> _WORK TASK_
Could you copy each line of the listing below that has the word "screenshot"?

____________

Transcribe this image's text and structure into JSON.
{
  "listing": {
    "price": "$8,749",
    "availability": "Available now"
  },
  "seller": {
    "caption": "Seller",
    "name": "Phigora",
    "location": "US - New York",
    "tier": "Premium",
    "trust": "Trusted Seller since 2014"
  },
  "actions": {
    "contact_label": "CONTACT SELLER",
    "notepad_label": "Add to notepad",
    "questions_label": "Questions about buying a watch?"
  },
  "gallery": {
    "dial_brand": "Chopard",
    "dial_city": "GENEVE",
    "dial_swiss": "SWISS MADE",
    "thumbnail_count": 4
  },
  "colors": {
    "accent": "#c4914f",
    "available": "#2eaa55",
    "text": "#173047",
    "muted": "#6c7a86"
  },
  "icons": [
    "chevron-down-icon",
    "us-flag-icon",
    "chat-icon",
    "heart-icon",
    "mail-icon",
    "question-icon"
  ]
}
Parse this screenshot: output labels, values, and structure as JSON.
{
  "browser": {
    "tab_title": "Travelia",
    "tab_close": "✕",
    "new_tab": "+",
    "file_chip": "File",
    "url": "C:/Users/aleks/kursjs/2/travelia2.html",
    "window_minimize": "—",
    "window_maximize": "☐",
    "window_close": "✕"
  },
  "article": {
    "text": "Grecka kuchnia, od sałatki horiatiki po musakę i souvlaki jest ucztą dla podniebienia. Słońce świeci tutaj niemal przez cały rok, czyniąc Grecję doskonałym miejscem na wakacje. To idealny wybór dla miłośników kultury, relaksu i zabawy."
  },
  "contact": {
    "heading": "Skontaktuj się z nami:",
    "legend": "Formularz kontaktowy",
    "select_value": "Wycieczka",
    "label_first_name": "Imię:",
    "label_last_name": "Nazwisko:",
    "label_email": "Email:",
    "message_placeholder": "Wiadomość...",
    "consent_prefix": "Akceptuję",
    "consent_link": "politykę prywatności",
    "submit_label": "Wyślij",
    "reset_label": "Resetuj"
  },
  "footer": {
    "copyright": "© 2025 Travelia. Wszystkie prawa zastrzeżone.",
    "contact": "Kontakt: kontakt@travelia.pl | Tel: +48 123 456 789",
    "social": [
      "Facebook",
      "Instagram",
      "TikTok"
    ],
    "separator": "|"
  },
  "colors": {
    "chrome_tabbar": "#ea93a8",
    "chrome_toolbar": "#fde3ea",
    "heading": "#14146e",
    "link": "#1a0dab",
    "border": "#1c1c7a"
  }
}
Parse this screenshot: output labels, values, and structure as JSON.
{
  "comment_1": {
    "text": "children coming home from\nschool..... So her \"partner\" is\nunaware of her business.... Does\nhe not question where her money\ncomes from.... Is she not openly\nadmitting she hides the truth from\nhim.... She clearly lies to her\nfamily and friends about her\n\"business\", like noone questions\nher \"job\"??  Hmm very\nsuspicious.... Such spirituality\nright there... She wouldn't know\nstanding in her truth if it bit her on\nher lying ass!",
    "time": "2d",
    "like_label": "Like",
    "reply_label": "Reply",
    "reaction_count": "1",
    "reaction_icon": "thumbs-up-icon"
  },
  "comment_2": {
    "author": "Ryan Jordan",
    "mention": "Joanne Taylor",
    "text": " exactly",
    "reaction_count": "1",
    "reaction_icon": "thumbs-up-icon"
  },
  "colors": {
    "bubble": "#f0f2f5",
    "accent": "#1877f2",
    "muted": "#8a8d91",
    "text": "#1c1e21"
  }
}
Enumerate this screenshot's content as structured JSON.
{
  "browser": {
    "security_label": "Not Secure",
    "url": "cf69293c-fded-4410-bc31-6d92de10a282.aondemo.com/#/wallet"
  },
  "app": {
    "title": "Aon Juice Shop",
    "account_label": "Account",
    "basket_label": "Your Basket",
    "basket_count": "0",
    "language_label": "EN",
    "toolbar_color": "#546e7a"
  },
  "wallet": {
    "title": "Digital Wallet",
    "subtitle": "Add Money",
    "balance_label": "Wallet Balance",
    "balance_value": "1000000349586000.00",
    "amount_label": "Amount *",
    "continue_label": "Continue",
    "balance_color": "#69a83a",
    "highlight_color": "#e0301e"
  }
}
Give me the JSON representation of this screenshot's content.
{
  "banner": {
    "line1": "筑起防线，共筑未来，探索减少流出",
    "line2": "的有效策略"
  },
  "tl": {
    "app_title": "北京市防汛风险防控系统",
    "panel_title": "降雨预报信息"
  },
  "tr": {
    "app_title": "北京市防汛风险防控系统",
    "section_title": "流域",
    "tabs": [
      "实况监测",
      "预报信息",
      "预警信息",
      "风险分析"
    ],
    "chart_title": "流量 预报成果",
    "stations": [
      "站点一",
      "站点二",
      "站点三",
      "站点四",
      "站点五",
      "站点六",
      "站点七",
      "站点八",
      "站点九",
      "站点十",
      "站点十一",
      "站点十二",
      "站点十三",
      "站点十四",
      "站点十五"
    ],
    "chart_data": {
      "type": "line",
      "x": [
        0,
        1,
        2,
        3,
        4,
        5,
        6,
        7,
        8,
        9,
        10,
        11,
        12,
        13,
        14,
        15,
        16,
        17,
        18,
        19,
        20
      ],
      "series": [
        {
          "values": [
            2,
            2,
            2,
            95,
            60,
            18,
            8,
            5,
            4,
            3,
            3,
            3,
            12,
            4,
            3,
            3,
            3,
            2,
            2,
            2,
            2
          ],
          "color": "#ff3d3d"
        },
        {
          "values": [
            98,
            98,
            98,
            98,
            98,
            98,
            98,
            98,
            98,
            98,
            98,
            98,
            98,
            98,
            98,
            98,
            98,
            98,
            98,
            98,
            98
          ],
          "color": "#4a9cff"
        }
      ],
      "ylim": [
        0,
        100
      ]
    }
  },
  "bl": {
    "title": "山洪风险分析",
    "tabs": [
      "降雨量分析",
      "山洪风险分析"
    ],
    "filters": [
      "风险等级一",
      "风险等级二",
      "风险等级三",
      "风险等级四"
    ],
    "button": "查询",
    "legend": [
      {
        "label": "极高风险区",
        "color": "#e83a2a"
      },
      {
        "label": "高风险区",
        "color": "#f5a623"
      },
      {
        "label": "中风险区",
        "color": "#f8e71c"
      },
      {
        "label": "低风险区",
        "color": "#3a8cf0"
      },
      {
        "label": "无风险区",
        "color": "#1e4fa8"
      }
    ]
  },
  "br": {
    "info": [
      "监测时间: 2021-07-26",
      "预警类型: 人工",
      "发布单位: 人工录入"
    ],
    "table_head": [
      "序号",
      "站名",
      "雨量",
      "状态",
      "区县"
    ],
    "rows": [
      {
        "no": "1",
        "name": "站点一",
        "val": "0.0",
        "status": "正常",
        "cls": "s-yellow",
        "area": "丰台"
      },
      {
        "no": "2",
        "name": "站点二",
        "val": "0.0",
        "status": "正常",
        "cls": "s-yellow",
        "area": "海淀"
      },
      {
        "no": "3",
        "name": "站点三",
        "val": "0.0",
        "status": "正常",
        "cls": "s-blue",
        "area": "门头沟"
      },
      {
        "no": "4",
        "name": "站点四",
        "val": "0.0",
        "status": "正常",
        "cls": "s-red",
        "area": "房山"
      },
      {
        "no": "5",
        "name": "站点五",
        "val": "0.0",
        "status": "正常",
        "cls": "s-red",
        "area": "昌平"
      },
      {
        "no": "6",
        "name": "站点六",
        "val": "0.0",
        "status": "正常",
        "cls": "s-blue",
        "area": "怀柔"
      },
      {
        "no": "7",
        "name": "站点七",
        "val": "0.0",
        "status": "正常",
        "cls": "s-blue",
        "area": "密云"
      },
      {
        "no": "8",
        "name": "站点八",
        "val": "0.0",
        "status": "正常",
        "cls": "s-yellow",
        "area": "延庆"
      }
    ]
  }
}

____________

> _YOUR RESPONSE_
Parse this screenshot: output labels, values, and structure as JSON.
Parse this screenshot: output labels, values, and structure as JSON.
Enumerate this screenshot's content as structured JSON.
Give me the JSON representation of this screenshot's content.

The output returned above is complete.